The field of cardiology is no exception. Nowadays, you can visit specialist consultants, like our Venturi cardiologist near Manchester(or anywhere else in the UK) and undertake non-invasive screenings for your heart health. With early diagnosis, we can manage otherwise fatal diseases with surgeries and drug treatments and implement lifestyle changes to improve your health.

But this wasn’t always the case. The history of cardiology is only 400 years old, and we have come a long way since its first conception.

The Beginnings of Cardiology

The field of cardiology, defined as a medical specialty dealing with the diagnosis and treatment of diseases and abnormalities involving the heart and blood vessels began in 1628 when English Physician William Harvey made public his observations on the anatomy of the heart and circulation. From then on, cardiology studies continued. As a result, physicians began to reject the superstitions that had ruled earlier medicine and instead relied on scientific studies into human physiology.

Cardiology Over the Centuries

The 18th and 19th centuries saw essential advancements in heart health when we acquired a better understanding of pulse, blood pressure and the sounds and murmurs of the heart. The invention of the stethoscope by French Physician René Laennec aided in these discoveries.

Physicians of that time learned about the exchange of blood gases in the lungs, heart muscle structure and function, and congenital heart defects.

Even today, many terms in cardiology are inspired by those historical pioneers. Many syndromes and conditions are named after those that first discovered them, like Adams-Stokes syndrome and  Austin Flint murmur. 

The 20th century brought better diagnostic tools. Electrocardiography was invented by a Dutch physiologist in 1903. A German physicist’s research included the radiological evaluation of the heart, introducing X-rays in 1895. Echocardiography, another important cardiac test we still use frequently today, was invented in 1950.

Cardiology Today

With the improvement of diagnostic capabilities, treatment options have also expanded. There are now many drug treatments that can manage heart failure, angina, coronary heart disease, hypertension, arrhythmia, and many more. In addition, surgeons can now bypass blocked arteries in the heart, in a routine operation, allowing for better flow to the heart muscle.

With modern inventions like pacemakers and defibrillators, monitoring and responding to heart conditions has become easier and more accessible, too. 

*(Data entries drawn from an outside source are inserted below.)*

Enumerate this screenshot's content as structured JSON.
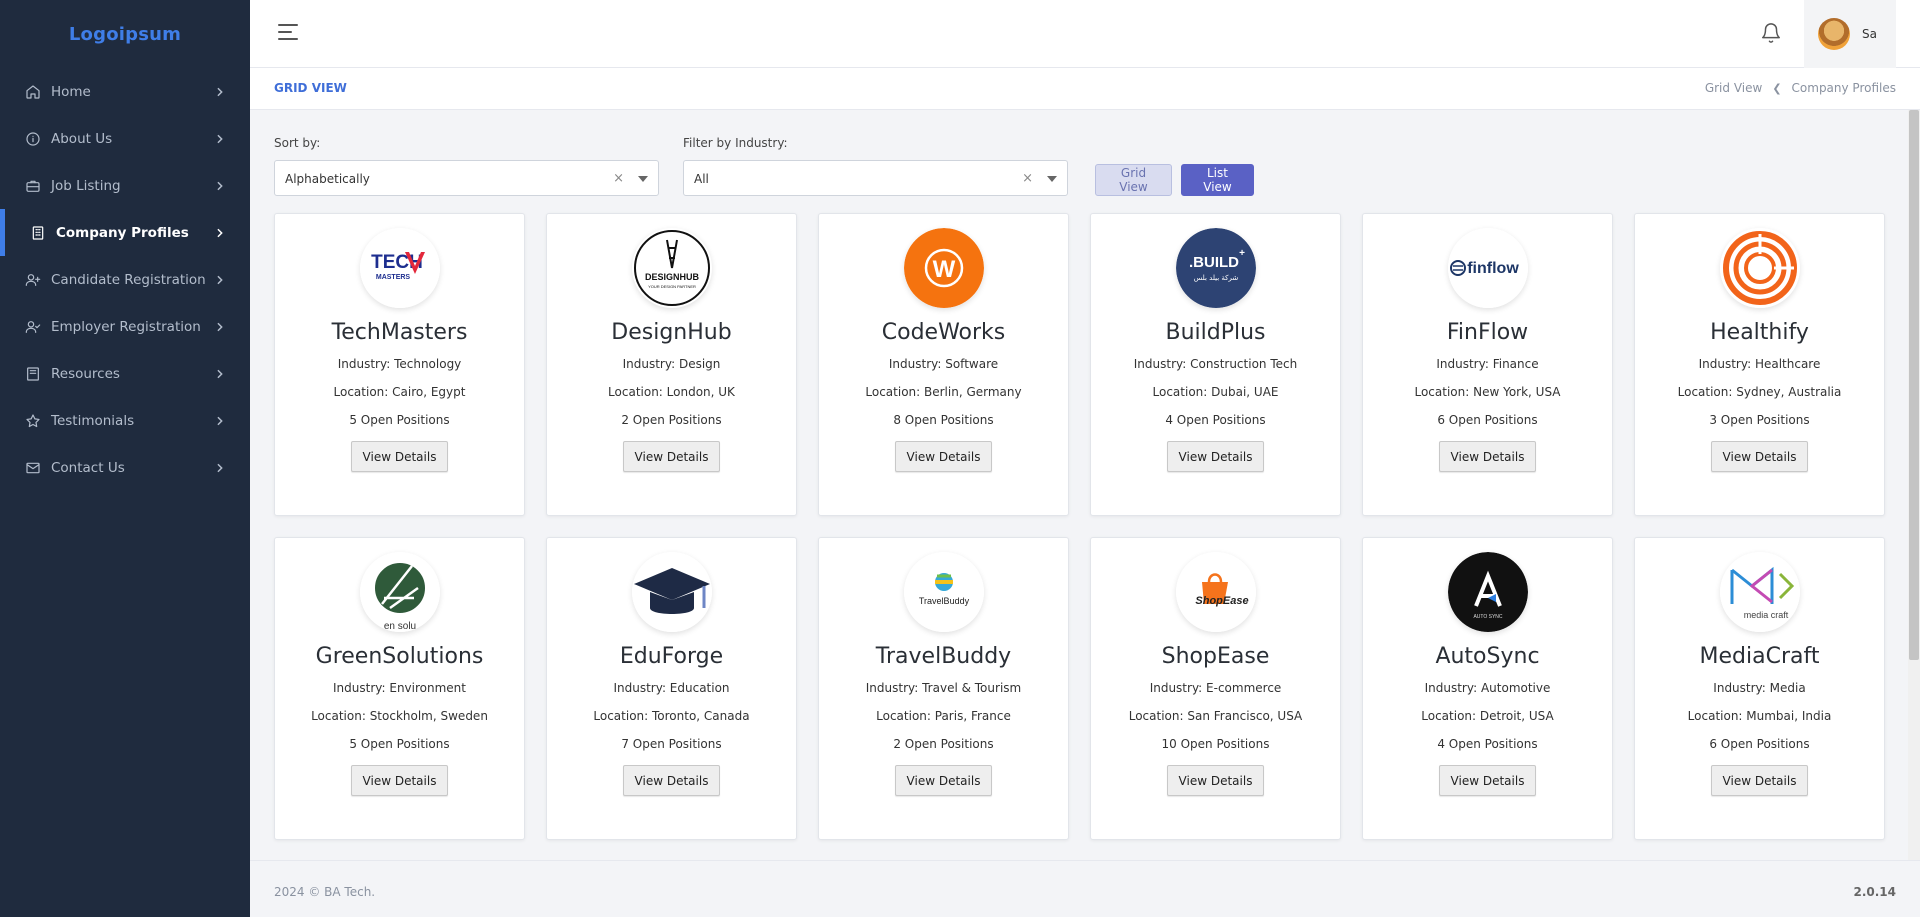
{
  "app": {
    "logo_text": "Logoipsum",
    "accent_color": "#3f7ee8",
    "sidebar_bg": "#1f2b3e"
  },
  "sidebar": {
    "items": [
      {
        "label": "Home",
        "icon": "home-icon",
        "active": false
      },
      {
        "label": "About Us",
        "icon": "info-icon",
        "active": false
      },
      {
        "label": "Job Listing",
        "icon": "briefcase-icon",
        "active": false
      },
      {
        "label": "Company Profiles",
        "icon": "building-icon",
        "active": true
      },
      {
        "label": "Candidate Registration",
        "icon": "user-plus-icon",
        "active": false
      },
      {
        "label": "Employer Registration",
        "icon": "user-check-icon",
        "active": false
      },
      {
        "label": "Resources",
        "icon": "book-icon",
        "active": false
      },
      {
        "label": "Testimonials",
        "icon": "star-icon",
        "active": false
      },
      {
        "label": "Contact Us",
        "icon": "mail-icon",
        "active": false
      }
    ]
  },
  "topbar": {
    "user_name": "Sa",
    "bell_icon": "bell-icon",
    "menu_icon": "hamburger-icon"
  },
  "page": {
    "title": "GRID VIEW",
    "breadcrumb": [
      "Grid View",
      "Company Profiles"
    ]
  },
  "filters": {
    "sort_label": "Sort by:",
    "sort_value": "Alphabetically",
    "industry_label": "Filter by Industry:",
    "industry_value": "All",
    "clear_symbol": "×",
    "grid_view_label": "Grid View",
    "list_view_label": "List View"
  },
  "companies": [
    {
      "name": "TechMasters",
      "industry": "Industry: Technology",
      "location": "Location: Cairo, Egypt",
      "positions": "5 Open Positions",
      "button": "View Details",
      "logo_text": "TECH",
      "logo_sub": "MASTERS",
      "logo_style": "techmasters"
    },
    {
      "name": "DesignHub",
      "industry": "Industry: Design",
      "location": "Location: London, UK",
      "positions": "2 Open Positions",
      "button": "View Details",
      "logo_text": "DESIGNHUB",
      "logo_sub": "YOUR DESIGN PARTNER",
      "logo_style": "designhub"
    },
    {
      "name": "CodeWorks",
      "industry": "Industry: Software",
      "location": "Location: Berlin, Germany",
      "positions": "8 Open Positions",
      "button": "View Details",
      "logo_text": "W",
      "logo_sub": "",
      "logo_style": "codeworks"
    },
    {
      "name": "BuildPlus",
      "industry": "Industry: Construction Tech",
      "location": "Location: Dubai, UAE",
      "positions": "4 Open Positions",
      "button": "View Details",
      "logo_text": ".BUILD",
      "logo_sub": "شركة بيلد بلس",
      "logo_style": "buildplus"
    },
    {
      "name": "FinFlow",
      "industry": "Industry: Finance",
      "location": "Location: New York, USA",
      "positions": "6 Open Positions",
      "button": "View Details",
      "logo_text": "finflow",
      "logo_sub": "",
      "logo_style": "finflow"
    },
    {
      "name": "Healthify",
      "industry": "Industry: Healthcare",
      "location": "Location: Sydney, Australia",
      "positions": "3 Open Positions",
      "button": "View Details",
      "logo_text": "",
      "logo_sub": "",
      "logo_style": "healthify"
    },
    {
      "name": "GreenSolutions",
      "industry": "Industry: Environment",
      "location": "Location: Stockholm, Sweden",
      "positions": "5 Open Positions",
      "button": "View Details",
      "logo_text": "en solu",
      "logo_sub": "",
      "logo_style": "greensolutions"
    },
    {
      "name": "EduForge",
      "industry": "Industry: Education",
      "location": "Location: Toronto, Canada",
      "positions": "7 Open Positions",
      "button": "View Details",
      "logo_text": "",
      "logo_sub": "",
      "logo_style": "eduforge"
    },
    {
      "name": "TravelBuddy",
      "industry": "Industry: Travel & Tourism",
      "location": "Location: Paris, France",
      "positions": "2 Open Positions",
      "button": "View Details",
      "logo_text": "TravelBuddy",
      "logo_sub": "",
      "logo_style": "travelbuddy"
    },
    {
      "name": "ShopEase",
      "industry": "Industry: E-commerce",
      "location": "Location: San Francisco, USA",
      "positions": "10 Open Positions",
      "button": "View Details",
      "logo_text": "ShopEase",
      "logo_sub": "",
      "logo_style": "shopease"
    },
    {
      "name": "AutoSync",
      "industry": "Industry: Automotive",
      "location": "Location: Detroit, USA",
      "positions": "4 Open Positions",
      "button": "View Details",
      "logo_text": "AUTO SYNC",
      "logo_sub": "",
      "logo_style": "autosync"
    },
    {
      "name": "MediaCraft",
      "industry": "Industry: Media",
      "location": "Location: Mumbai, India",
      "positions": "6 Open Positions",
      "button": "View Details",
      "logo_text": "media craft",
      "logo_sub": "",
      "logo_style": "mediacraft"
    }
  ],
  "footer": {
    "copyright": "2024 © BA Tech.",
    "version": "2.0.14"
  }
}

If you’re concerned about your heart health, you can rest assured the best medicine and treatment is available after centuries of research. Venturi Cardiology is a private cardiologist in Manchester, and we are proud to continue this tradition. Get in touch today to book an appointment, or visit our cardiology blog for more information.